(Interface dataset entries)
━━━━━━━━━━━━━━━━━━━━

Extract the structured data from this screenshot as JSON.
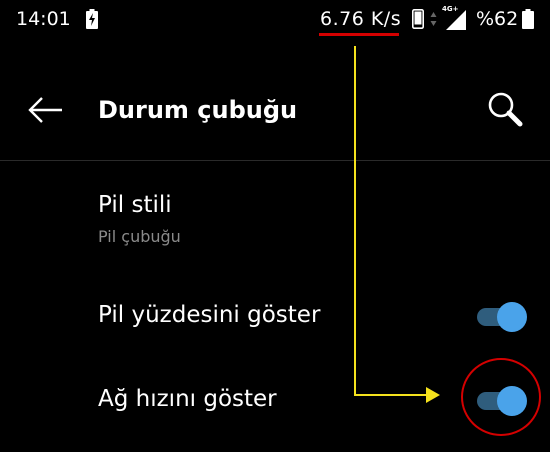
{
  "status_bar": {
    "time": "14:01",
    "network_speed": "6.76 K/s",
    "network_type": "4G+",
    "battery_percent": "%62",
    "icons": [
      "charging-icon",
      "phone-icon",
      "data-arrows-icon",
      "signal-icon",
      "battery-icon"
    ]
  },
  "toolbar": {
    "title": "Durum çubuğu",
    "back_icon": "back-arrow-icon",
    "search_icon": "search-icon"
  },
  "settings": {
    "battery_style": {
      "title": "Pil stili",
      "summary": "Pil çubuğu"
    },
    "show_battery_percent": {
      "title": "Pil yüzdesini göster",
      "enabled": true
    },
    "show_network_speed": {
      "title": "Ağ hızını göster",
      "enabled": true
    }
  },
  "colors": {
    "background": "#000000",
    "text": "#ffffff",
    "summary_text": "#8a8a8a",
    "toggle_thumb": "#4aa3ea",
    "toggle_track": "#2f5d7d",
    "annotation_red": "#d40000",
    "annotation_yellow": "#f5e21d"
  }
}
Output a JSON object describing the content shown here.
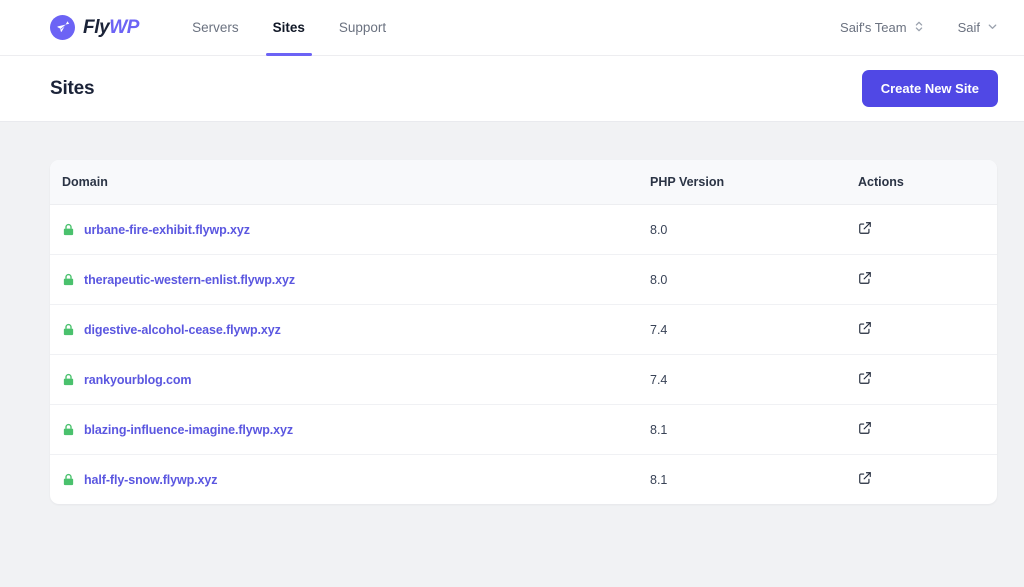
{
  "brand": {
    "name_part1": "Fly",
    "name_part2": "WP",
    "logo_icon": "paper-plane-icon",
    "accent_color": "#6c63f5"
  },
  "nav": {
    "items": [
      {
        "label": "Servers",
        "active": false
      },
      {
        "label": "Sites",
        "active": true
      },
      {
        "label": "Support",
        "active": false
      }
    ]
  },
  "account": {
    "team_label": "Saif's Team",
    "team_icon": "chevron-up-down-icon",
    "user_label": "Saif",
    "user_icon": "chevron-down-icon"
  },
  "header": {
    "title": "Sites",
    "create_button_label": "Create New Site",
    "create_button_color": "#5048e5"
  },
  "table": {
    "columns": [
      "Domain",
      "PHP Version",
      "Actions"
    ],
    "action_icon": "external-link-icon",
    "ssl_icon": "lock-icon",
    "ssl_icon_color": "#4ac16d",
    "link_color": "#5b57e0",
    "rows": [
      {
        "domain": "urbane-fire-exhibit.flywp.xyz",
        "php_version": "8.0",
        "secure": true
      },
      {
        "domain": "therapeutic-western-enlist.flywp.xyz",
        "php_version": "8.0",
        "secure": true
      },
      {
        "domain": "digestive-alcohol-cease.flywp.xyz",
        "php_version": "7.4",
        "secure": true
      },
      {
        "domain": "rankyourblog.com",
        "php_version": "7.4",
        "secure": true
      },
      {
        "domain": "blazing-influence-imagine.flywp.xyz",
        "php_version": "8.1",
        "secure": true
      },
      {
        "domain": "half-fly-snow.flywp.xyz",
        "php_version": "8.1",
        "secure": true
      }
    ]
  }
}
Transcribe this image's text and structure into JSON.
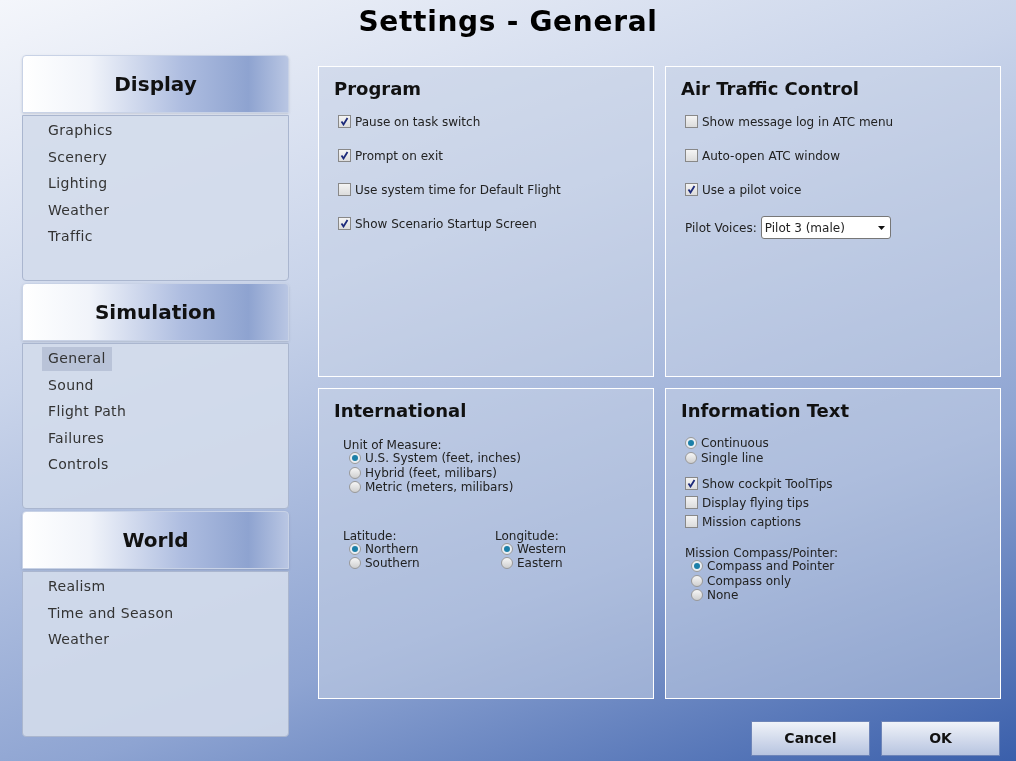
{
  "window": {
    "title": "Settings - General"
  },
  "sidebar": {
    "sections": [
      {
        "title": "Display",
        "items": [
          {
            "label": "Graphics",
            "selected": false
          },
          {
            "label": "Scenery",
            "selected": false
          },
          {
            "label": "Lighting",
            "selected": false
          },
          {
            "label": "Weather",
            "selected": false
          },
          {
            "label": "Traffic",
            "selected": false
          }
        ]
      },
      {
        "title": "Simulation",
        "items": [
          {
            "label": "General",
            "selected": true
          },
          {
            "label": "Sound",
            "selected": false
          },
          {
            "label": "Flight Path",
            "selected": false
          },
          {
            "label": "Failures",
            "selected": false
          },
          {
            "label": "Controls",
            "selected": false
          }
        ]
      },
      {
        "title": "World",
        "items": [
          {
            "label": "Realism",
            "selected": false
          },
          {
            "label": "Time and Season",
            "selected": false
          },
          {
            "label": "Weather",
            "selected": false
          }
        ]
      }
    ]
  },
  "panels": [
    {
      "title": "Program",
      "groups": [
        {
          "items": [
            {
              "kind": "checkbox",
              "label": "Pause on task switch",
              "checked": true
            }
          ]
        },
        {
          "items": [
            {
              "kind": "checkbox",
              "label": "Prompt on exit",
              "checked": true
            }
          ]
        },
        {
          "items": [
            {
              "kind": "checkbox",
              "label": "Use system time for Default Flight",
              "checked": false
            }
          ]
        },
        {
          "items": [
            {
              "kind": "checkbox",
              "label": "Show Scenario Startup Screen",
              "checked": true
            }
          ]
        }
      ]
    },
    {
      "title": "Air Traffic Control",
      "groups": [
        {
          "items": [
            {
              "kind": "checkbox",
              "label": "Show message log in ATC menu",
              "checked": false
            }
          ]
        },
        {
          "items": [
            {
              "kind": "checkbox",
              "label": "Auto-open ATC window",
              "checked": false
            }
          ]
        },
        {
          "items": [
            {
              "kind": "checkbox",
              "label": "Use a pilot voice",
              "checked": true
            }
          ]
        },
        {
          "items": [
            {
              "kind": "dropdown",
              "label": "Pilot Voices:",
              "value": "Pilot 3 (male)"
            }
          ]
        }
      ]
    },
    {
      "title": "International",
      "groups": [
        {
          "items": [
            {
              "kind": "heading",
              "label": "Unit of Measure:"
            },
            {
              "kind": "radio",
              "label": "U.S. System (feet, inches)",
              "selected": true
            },
            {
              "kind": "radio",
              "label": "Hybrid (feet, milibars)",
              "selected": false
            },
            {
              "kind": "radio",
              "label": "Metric (meters, milibars)",
              "selected": false
            }
          ]
        },
        {
          "columns": [
            {
              "items": [
                {
                  "kind": "heading",
                  "label": "Latitude:"
                },
                {
                  "kind": "radio",
                  "label": "Northern",
                  "selected": true
                },
                {
                  "kind": "radio",
                  "label": "Southern",
                  "selected": false
                }
              ]
            },
            {
              "items": [
                {
                  "kind": "heading",
                  "label": "Longitude:"
                },
                {
                  "kind": "radio",
                  "label": "Western",
                  "selected": true
                },
                {
                  "kind": "radio",
                  "label": "Eastern",
                  "selected": false
                }
              ]
            }
          ]
        }
      ]
    },
    {
      "title": "Information Text",
      "groups": [
        {
          "items": [
            {
              "kind": "radio",
              "label": "Continuous",
              "selected": true
            },
            {
              "kind": "radio",
              "label": "Single line",
              "selected": false
            }
          ]
        },
        {
          "items": [
            {
              "kind": "checkbox",
              "label": "Show cockpit ToolTips",
              "checked": true
            },
            {
              "kind": "checkbox",
              "label": "Display flying tips",
              "checked": false
            },
            {
              "kind": "checkbox",
              "label": "Mission captions",
              "checked": false
            }
          ]
        },
        {
          "items": [
            {
              "kind": "heading",
              "label": "Mission Compass/Pointer:"
            },
            {
              "kind": "radio",
              "label": "Compass and Pointer",
              "selected": true
            },
            {
              "kind": "radio",
              "label": "Compass only",
              "selected": false
            },
            {
              "kind": "radio",
              "label": "None",
              "selected": false
            }
          ]
        }
      ]
    }
  ],
  "buttons": [
    {
      "label": "Cancel"
    },
    {
      "label": "OK"
    }
  ]
}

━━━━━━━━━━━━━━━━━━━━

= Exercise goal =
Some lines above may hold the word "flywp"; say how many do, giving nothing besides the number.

= Solution =
5